* **What the exercise asks**: Copy every line of the data below exactly as given, except for the pictures.

* **Data for the task**:
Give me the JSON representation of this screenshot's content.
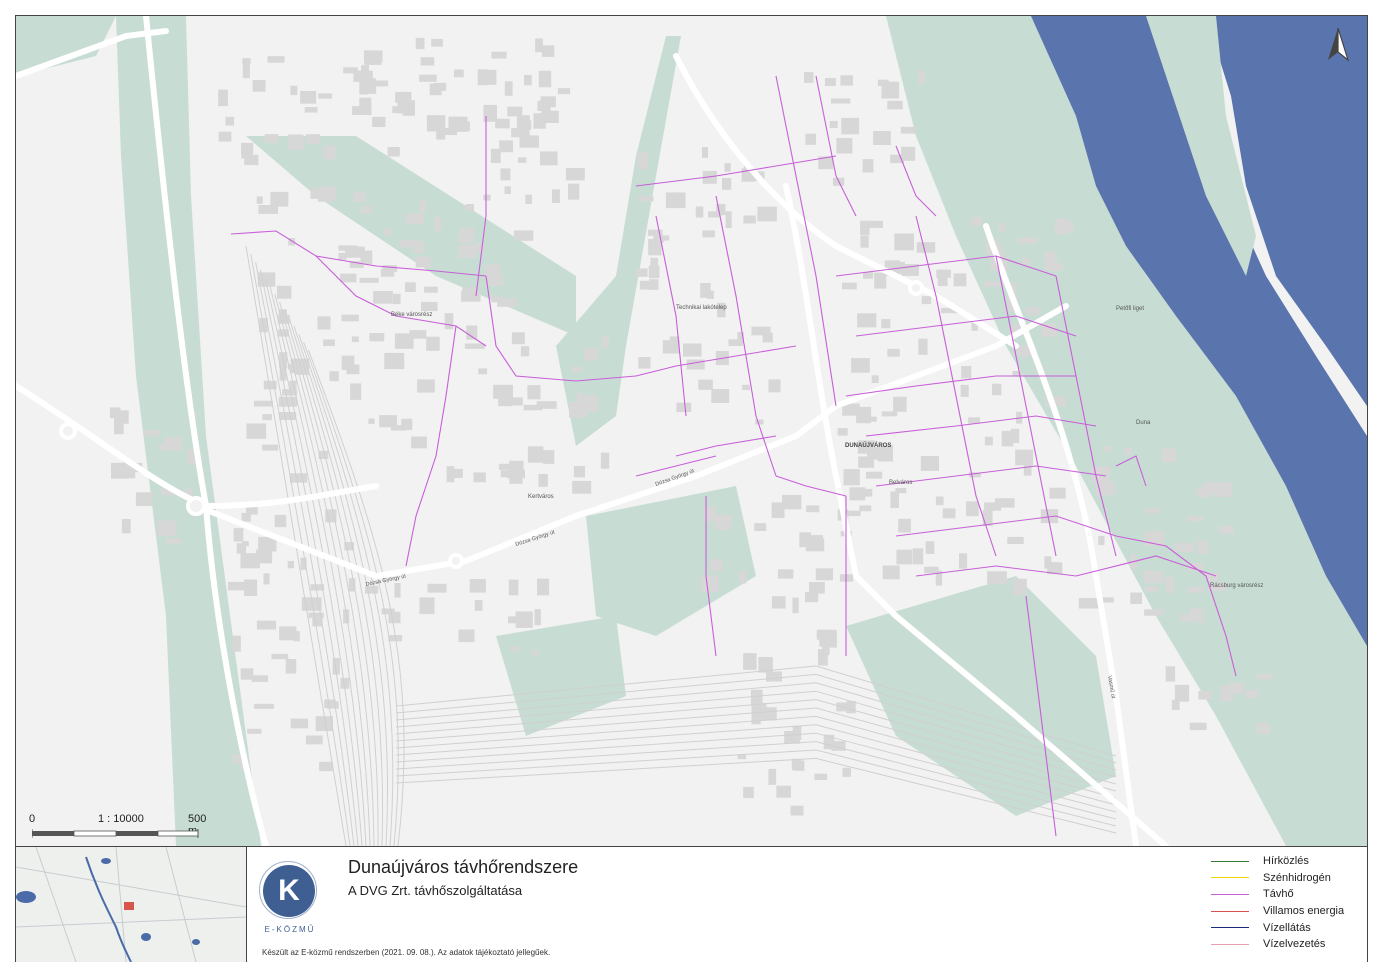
{
  "map": {
    "place_labels": [
      {
        "id": "dunaujvaros",
        "text": "DUNAÚJVÁROS"
      },
      {
        "id": "technikai",
        "text": "Technikai lakótelep"
      },
      {
        "id": "belvaros",
        "text": "Belváros"
      },
      {
        "id": "beke",
        "text": "Béke városrész"
      },
      {
        "id": "kertvaros",
        "text": "Kertváros"
      },
      {
        "id": "radar",
        "text": "Rácsburg városrész"
      },
      {
        "id": "duna",
        "text": "Duna"
      },
      {
        "id": "petofi",
        "text": "Petőfi liget"
      },
      {
        "id": "dozsa1",
        "text": "Dózsa György út"
      },
      {
        "id": "dozsa2",
        "text": "Dózsa György út"
      },
      {
        "id": "dozsa3",
        "text": "Dózsa György út"
      },
      {
        "id": "vasmu",
        "text": "Vasmű út"
      }
    ],
    "colors": {
      "background": "#f2f2f2",
      "green": "#c7ddd3",
      "water": "#5a74ad",
      "building": "#d7d7d7",
      "road": "#ffffff",
      "district_heating": "#c85fd9"
    }
  },
  "scale": {
    "left": "0",
    "ratio": "1 : 10000",
    "right": "500 m"
  },
  "north_arrow": "north-arrow-icon",
  "footer": {
    "title": "Dunaújváros távhőrendszere",
    "subtitle": "A DVG Zrt. távhőszolgáltatása",
    "credit": "Készült az E-közmű rendszerben (2021. 09. 08.). Az adatok tájékoztató jellegűek.",
    "logo_letter": "K",
    "logo_text": "E-KÖZMŰ"
  },
  "legend": [
    {
      "label": "Hírközlés",
      "color": "#3a7a3a"
    },
    {
      "label": "Szénhidrogén",
      "color": "#e8d800"
    },
    {
      "label": "Távhő",
      "color": "#c85fd9"
    },
    {
      "label": "Villamos energia",
      "color": "#d9534f"
    },
    {
      "label": "Vízellátás",
      "color": "#1b2a7a"
    },
    {
      "label": "Vízelvezetés",
      "color": "#e8a0b0"
    }
  ]
}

* **Problem solution**:
Give me the JSON representation of this screenshot's content.
{
  "map": {
    "place_labels": [
      {
        "id": "dunaujvaros",
        "text": "DUNAÚJVÁROS"
      },
      {
        "id": "technikai",
        "text": "Technikai lakótelep"
      },
      {
        "id": "belvaros",
        "text": "Belváros"
      },
      {
        "id": "beke",
        "text": "Béke városrész"
      },
      {
        "id": "kertvaros",
        "text": "Kertváros"
      },
      {
        "id": "radar",
        "text": "Rácsburg városrész"
      },
      {
        "id": "duna",
        "text": "Duna"
      },
      {
        "id": "petofi",
        "text": "Petőfi liget"
      },
      {
        "id": "dozsa1",
        "text": "Dózsa György út"
      },
      {
        "id": "dozsa2",
        "text": "Dózsa György út"
      },
      {
        "id": "dozsa3",
        "text": "Dózsa György út"
      },
      {
        "id": "vasmu",
        "text": "Vasmű út"
      }
    ],
    "colors": {
      "background": "#f2f2f2",
      "green": "#c7ddd3",
      "water": "#5a74ad",
      "building": "#d7d7d7",
      "road": "#ffffff",
      "district_heating": "#c85fd9"
    }
  },
  "scale": {
    "left": "0",
    "ratio": "1 : 10000",
    "right": "500 m"
  },
  "north_arrow": "north-arrow-icon",
  "footer": {
    "title": "Dunaújváros távhőrendszere",
    "subtitle": "A DVG Zrt. távhőszolgáltatása",
    "credit": "Készült az E-közmű rendszerben (2021. 09. 08.). Az adatok tájékoztató jellegűek.",
    "logo_letter": "K",
    "logo_text": "E-KÖZMŰ"
  },
  "legend": [
    {
      "label": "Hírközlés",
      "color": "#3a7a3a"
    },
    {
      "label": "Szénhidrogén",
      "color": "#e8d800"
    },
    {
      "label": "Távhő",
      "color": "#c85fd9"
    },
    {
      "label": "Villamos energia",
      "color": "#d9534f"
    },
    {
      "label": "Vízellátás",
      "color": "#1b2a7a"
    },
    {
      "label": "Vízelvezetés",
      "color": "#e8a0b0"
    }
  ]
}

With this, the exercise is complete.